We accordingly accept the Board's ruling that, absent exceptional circumstances 2 , an employer is barred in these circumstances from raising, after the union's acceptance of its outstanding offer, a defense of good faith doubt as to the union's majority status premised on events prior to that acceptance. In adopting the Board's rule, we reach a result different from that of our sister circuit in Chicago Tribune, Co., 965 F.2d at 250. The Seventh Circuit was, however, without the benefit of the Board's present analysis. We hope the time and effort expended in this case will cause the Board to avoid the kind of perfunctory, inarticulate decision-making that caused the present difficulties.

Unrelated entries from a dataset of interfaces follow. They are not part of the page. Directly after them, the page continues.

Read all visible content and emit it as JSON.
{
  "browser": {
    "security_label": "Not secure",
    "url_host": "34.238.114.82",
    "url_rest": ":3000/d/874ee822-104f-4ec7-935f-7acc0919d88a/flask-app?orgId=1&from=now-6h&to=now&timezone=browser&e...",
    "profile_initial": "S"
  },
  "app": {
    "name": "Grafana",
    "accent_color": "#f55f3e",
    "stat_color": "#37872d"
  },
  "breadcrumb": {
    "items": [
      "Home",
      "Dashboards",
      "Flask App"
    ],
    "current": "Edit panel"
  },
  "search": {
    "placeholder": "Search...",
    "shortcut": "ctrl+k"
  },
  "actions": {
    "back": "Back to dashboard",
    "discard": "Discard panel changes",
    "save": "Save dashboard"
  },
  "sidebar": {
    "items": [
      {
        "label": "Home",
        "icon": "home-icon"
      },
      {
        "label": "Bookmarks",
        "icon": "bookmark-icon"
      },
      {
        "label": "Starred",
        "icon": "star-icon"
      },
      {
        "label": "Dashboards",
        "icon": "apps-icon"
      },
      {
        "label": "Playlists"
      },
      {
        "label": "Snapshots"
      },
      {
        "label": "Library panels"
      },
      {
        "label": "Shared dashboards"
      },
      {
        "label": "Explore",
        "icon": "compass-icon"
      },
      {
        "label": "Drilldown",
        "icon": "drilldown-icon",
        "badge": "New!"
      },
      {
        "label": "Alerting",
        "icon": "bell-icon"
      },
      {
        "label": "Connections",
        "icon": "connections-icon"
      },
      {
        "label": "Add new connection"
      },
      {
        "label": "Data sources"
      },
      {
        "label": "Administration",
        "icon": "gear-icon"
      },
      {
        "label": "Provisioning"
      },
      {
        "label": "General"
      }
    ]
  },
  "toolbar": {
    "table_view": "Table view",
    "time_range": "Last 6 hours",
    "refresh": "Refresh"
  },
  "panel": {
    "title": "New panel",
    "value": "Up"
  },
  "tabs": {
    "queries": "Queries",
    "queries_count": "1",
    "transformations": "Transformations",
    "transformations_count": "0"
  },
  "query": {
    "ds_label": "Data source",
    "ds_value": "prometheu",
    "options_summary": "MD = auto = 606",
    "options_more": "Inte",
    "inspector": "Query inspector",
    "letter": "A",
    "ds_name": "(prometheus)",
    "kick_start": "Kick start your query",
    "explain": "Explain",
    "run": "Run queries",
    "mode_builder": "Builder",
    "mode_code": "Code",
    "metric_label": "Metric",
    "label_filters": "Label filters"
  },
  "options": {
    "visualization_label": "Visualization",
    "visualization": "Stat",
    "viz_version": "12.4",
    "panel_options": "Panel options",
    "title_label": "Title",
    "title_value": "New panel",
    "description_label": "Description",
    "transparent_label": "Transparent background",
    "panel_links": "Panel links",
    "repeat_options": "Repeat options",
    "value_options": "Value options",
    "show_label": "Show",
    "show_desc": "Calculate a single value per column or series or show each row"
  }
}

The Company argues finally that, even if we uphold the Board's decision, we should condition enforcement of the Board's order upon a Board-supervised election to ensure that the Union still enjoys the support of the workers. The Company cites NLRB v. LaVerdiere's Enter., 933 F.2d 1045, 1053 (1st Cir.1991), in which we refused to enforce the Board's bargaining order and instead ordered an election where: (1) there existed a showing of substantial employee dissatisfaction with the union prior to the employer's misconduct; (2) the employer's misconduct was less than egregious; and (3) there had been an inordinate delay in the Board's decision.
Although there is no doubt that a great amount of time has elapsed since the underlying unfair labor practice, we are disinclined to order, on our own initiative and contrary to the Board's requested relief, a Board-supervised election at this point. This case is distinguishable from LaVerdiere's, insofar as LaVerdiere's involved a clear showing of employee dissatisfaction with the union. In that case, the employees had filed a decertification petition with the Board, and had exhibited other substantial evidence of dissatisfaction. Id. at 1048, 1054. In this case, by contrast, although there existed evidence that the strike was losing employee support, the evidence that the Union was losing employee support fell far short of that in LaVerdiere's. Accordingly, without meaning to pass judgment on the propriety of an election should one be sought and considered in another context, we enforce the Board's order in its entirety. See id. at 1053 (holding that the Board's choice of remedy is entitled to deference).
The order of the Board will be enforced.
1. In opposition to the petition for enforcement, the company challenged the continuing availability, and the subsequent acceptance, of its proposal. In our previous opinion, we affirmed the NLRB's finding that the proposal was still open and that the union had accepted it. Auciello, 980 F.2d at 808-09.
2. The Company seeks to bring this case within the exception set forth in the Board's opinion for cases in which a company's good faith doubt arises simultaneously with the union's acceptance of the offer. See Auciello, 317 N.L.R.B. No. 60, at 11-12. We agree with the Board's implicit conclusion that this case does not fall within the exception, as the Company had all of the relevant information to support its claim prior to its acceptance of the offer.
LEVIN H. CAMPBELL, Senior Circuit Judge.